    • image: Creates an in‑line reference to the element’s large icon.

    • smallimage: Creates an in‑line reference to the element’s small icon.

    • scope: Instructs the bind engine to perform a scoped lookup for the property name. This is normally used only with the bind:properties template expression, where the cloned elements are generated with property attributes set on them.

  • value|val|v: Contains a NOC Script expression that is evaluated.

    The result is a string that is set to the named attribute.

  • xpath|xp|x: Specifies an xpath expression.

    The xpath expression is executed with the binding element as its context. The resulting nodes will have their text contents extracted, appended together, and set as the value of the attribute.

  • format: Supplies additional formatting for some kinds of objects.

    For java.util.Date, this can be set to time, date, date/time, or to any date/time formatting string that is acceptable to the java.text.SimpleDateFormat class. For other, nondate objects, the format string is passed to Java’s String.format method, allowing arbitrary formatting. For the format string syntax and possibilities, see the Java documentation.

  • when: If specified, the result of the value-expressions must match one of the entries in the when clause, which is a comma-separated list.

    If a match is not found, the default value (defined next) is used.

  • default, else: Defines a value to be use if the expression results in an empty string, or if the when clause fails.

  • set: Used in conjunction with when to provide a simple “if” capability.

    If the when condition matches, the value of the set attribute is returned. If the condition does not match, the default attribute’s value is used.

B.4.2 Using NOC Script in Bind:Value Tag

Using NOC script inside the Bind:Value tag, you can perform a single request to display the values of element multiple properties in the Layout view.

As described above, this mechanism makes a single request for needed element properties for a given drawing instead of making several individual requests.
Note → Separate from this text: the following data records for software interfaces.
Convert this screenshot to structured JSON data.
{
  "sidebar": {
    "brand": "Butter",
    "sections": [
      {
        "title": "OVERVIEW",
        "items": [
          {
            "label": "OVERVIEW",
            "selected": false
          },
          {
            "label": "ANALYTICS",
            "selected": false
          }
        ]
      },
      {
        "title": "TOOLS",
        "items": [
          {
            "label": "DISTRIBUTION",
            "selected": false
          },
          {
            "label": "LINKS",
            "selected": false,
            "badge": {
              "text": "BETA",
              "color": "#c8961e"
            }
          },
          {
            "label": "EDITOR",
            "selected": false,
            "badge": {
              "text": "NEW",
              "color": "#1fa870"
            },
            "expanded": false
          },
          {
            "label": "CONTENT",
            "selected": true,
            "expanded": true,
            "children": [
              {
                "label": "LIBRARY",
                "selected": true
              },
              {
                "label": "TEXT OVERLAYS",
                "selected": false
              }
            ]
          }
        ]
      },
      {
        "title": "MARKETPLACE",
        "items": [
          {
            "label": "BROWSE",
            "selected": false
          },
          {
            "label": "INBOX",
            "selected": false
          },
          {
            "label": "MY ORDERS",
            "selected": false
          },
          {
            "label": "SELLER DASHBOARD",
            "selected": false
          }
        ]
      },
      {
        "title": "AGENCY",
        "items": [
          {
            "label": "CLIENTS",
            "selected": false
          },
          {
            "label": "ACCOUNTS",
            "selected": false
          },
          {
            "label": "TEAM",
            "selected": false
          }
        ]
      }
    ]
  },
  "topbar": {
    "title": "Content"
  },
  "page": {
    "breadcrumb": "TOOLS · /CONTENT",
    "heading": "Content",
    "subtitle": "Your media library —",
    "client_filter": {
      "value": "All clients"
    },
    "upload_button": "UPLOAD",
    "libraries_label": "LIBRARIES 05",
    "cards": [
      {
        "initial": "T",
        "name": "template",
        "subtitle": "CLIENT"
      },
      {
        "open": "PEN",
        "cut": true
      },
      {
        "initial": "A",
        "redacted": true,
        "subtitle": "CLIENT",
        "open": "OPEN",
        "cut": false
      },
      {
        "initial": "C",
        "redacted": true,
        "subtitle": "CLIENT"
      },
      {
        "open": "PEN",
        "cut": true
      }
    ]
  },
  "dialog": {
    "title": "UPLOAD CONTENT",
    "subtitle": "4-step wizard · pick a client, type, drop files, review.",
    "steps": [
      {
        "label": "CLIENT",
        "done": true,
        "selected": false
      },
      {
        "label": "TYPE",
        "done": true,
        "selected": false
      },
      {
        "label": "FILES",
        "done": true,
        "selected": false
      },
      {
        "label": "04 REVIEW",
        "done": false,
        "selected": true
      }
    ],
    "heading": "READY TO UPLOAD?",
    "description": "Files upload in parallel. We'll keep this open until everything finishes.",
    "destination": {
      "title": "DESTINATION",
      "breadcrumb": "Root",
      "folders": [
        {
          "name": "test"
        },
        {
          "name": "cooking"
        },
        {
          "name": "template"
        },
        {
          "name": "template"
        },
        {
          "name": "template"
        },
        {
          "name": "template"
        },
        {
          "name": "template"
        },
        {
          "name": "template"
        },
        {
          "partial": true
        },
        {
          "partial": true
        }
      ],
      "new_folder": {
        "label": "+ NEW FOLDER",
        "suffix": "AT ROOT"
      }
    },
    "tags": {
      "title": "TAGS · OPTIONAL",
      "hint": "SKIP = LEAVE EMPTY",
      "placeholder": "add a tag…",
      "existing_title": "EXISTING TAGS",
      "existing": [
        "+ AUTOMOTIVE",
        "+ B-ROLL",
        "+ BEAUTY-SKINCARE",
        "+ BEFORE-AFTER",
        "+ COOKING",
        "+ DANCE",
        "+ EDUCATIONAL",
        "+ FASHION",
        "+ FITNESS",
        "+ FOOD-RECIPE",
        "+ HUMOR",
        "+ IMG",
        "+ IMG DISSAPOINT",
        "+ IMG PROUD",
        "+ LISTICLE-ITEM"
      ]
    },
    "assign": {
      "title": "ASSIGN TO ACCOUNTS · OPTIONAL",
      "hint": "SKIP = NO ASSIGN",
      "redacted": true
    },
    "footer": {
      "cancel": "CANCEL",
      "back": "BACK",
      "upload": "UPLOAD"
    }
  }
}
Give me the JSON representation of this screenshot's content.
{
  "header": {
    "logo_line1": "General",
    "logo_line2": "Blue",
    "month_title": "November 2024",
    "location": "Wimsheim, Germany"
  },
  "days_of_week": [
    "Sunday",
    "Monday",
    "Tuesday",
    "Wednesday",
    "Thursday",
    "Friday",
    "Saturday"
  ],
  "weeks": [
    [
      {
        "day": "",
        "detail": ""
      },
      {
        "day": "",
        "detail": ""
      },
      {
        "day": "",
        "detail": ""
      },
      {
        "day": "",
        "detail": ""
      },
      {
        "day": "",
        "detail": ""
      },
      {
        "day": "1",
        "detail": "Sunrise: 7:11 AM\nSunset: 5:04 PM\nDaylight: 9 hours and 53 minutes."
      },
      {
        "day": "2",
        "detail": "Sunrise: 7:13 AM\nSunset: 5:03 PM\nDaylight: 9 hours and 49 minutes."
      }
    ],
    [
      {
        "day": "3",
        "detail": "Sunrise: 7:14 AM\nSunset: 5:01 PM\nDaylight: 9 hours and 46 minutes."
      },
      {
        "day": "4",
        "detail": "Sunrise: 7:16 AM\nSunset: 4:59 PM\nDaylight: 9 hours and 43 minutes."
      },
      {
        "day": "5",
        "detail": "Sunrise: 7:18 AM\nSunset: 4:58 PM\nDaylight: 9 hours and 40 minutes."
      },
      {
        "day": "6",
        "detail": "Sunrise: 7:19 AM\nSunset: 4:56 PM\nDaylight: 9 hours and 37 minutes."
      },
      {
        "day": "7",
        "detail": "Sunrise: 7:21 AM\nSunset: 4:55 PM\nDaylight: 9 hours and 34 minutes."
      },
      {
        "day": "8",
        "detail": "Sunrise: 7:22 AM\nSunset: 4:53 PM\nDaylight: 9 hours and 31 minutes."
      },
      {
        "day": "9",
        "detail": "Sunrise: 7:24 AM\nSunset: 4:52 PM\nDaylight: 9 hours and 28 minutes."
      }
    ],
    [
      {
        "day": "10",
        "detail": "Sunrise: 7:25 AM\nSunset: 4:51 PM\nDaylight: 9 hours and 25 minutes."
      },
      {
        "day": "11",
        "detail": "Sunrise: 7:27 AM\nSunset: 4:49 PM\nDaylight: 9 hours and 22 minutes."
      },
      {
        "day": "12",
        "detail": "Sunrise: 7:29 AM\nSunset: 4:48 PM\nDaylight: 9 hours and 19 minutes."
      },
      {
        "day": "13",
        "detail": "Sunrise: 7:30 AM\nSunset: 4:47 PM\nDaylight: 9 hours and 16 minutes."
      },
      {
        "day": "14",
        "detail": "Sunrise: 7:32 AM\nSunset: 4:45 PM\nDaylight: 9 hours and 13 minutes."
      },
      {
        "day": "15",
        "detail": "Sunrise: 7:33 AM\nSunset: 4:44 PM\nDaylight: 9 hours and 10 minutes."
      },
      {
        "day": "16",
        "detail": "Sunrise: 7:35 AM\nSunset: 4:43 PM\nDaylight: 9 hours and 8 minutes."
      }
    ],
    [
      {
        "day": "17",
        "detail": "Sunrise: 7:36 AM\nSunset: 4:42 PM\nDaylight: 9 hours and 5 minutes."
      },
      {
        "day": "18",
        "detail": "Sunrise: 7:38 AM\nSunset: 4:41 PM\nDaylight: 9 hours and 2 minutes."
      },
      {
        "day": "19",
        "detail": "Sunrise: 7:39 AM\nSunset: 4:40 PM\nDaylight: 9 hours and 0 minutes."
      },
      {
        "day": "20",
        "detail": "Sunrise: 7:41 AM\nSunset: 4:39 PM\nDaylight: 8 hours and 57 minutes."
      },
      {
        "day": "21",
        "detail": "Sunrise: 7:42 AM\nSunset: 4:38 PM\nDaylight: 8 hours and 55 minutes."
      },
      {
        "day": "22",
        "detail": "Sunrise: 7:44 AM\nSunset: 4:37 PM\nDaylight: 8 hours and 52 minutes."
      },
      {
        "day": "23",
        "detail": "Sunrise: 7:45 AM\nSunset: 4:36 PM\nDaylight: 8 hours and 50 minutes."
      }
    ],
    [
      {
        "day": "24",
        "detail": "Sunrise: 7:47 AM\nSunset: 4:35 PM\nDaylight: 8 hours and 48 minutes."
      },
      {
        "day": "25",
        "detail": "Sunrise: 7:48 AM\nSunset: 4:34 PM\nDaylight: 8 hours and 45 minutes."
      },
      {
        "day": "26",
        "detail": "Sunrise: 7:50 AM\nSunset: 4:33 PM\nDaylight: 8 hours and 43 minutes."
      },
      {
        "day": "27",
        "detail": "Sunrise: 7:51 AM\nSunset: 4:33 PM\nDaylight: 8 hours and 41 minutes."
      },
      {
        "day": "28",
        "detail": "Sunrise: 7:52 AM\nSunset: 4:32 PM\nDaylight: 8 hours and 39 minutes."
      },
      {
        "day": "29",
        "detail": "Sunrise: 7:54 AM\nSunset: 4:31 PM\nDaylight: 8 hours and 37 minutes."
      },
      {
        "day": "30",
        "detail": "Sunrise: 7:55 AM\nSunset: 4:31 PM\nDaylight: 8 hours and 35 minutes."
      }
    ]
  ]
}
This can be especially beneficial in cases when a node style displays multiple property values; where instead of multiple requests, all values for all elements are returned by a single request.

For non-script bindings in the Layout view, these attributes are auto-detected by the engine. But, when using NOC script, the user must specify the element properties to be bulk requested in the bulkattrs attribute, then use cachingelement to retrieve the values to a variable which is then used to display them.

In the following example, NOC script is used to display 5 custom attributes on an element:

<text x="14" font-size="14pt" y="131" fill="#000000" text-anchor="middle" filter="none" opacity="1" stroke="none"> <bind:value bulkattrs="PropertyName1,PropertyName2,PropertyName3,PropertyName4, PropertyName5"><![CDATA[ var val1 = cachingelement["PropertyName1"]; var val2 = cachingelement["PropertyName2"]; var val3 = cachingelement["PropertyName3"]; var val4 = cachingelement["PropertyName4"]; var val5 = cachingelement["PropertyName5"]; val1+":"+val2+":"+val3+":"+val4+":"+val5 ]]>

When the code is rendered, the output is something like the following:


For information about available script objects, see Section B.8, Script Objects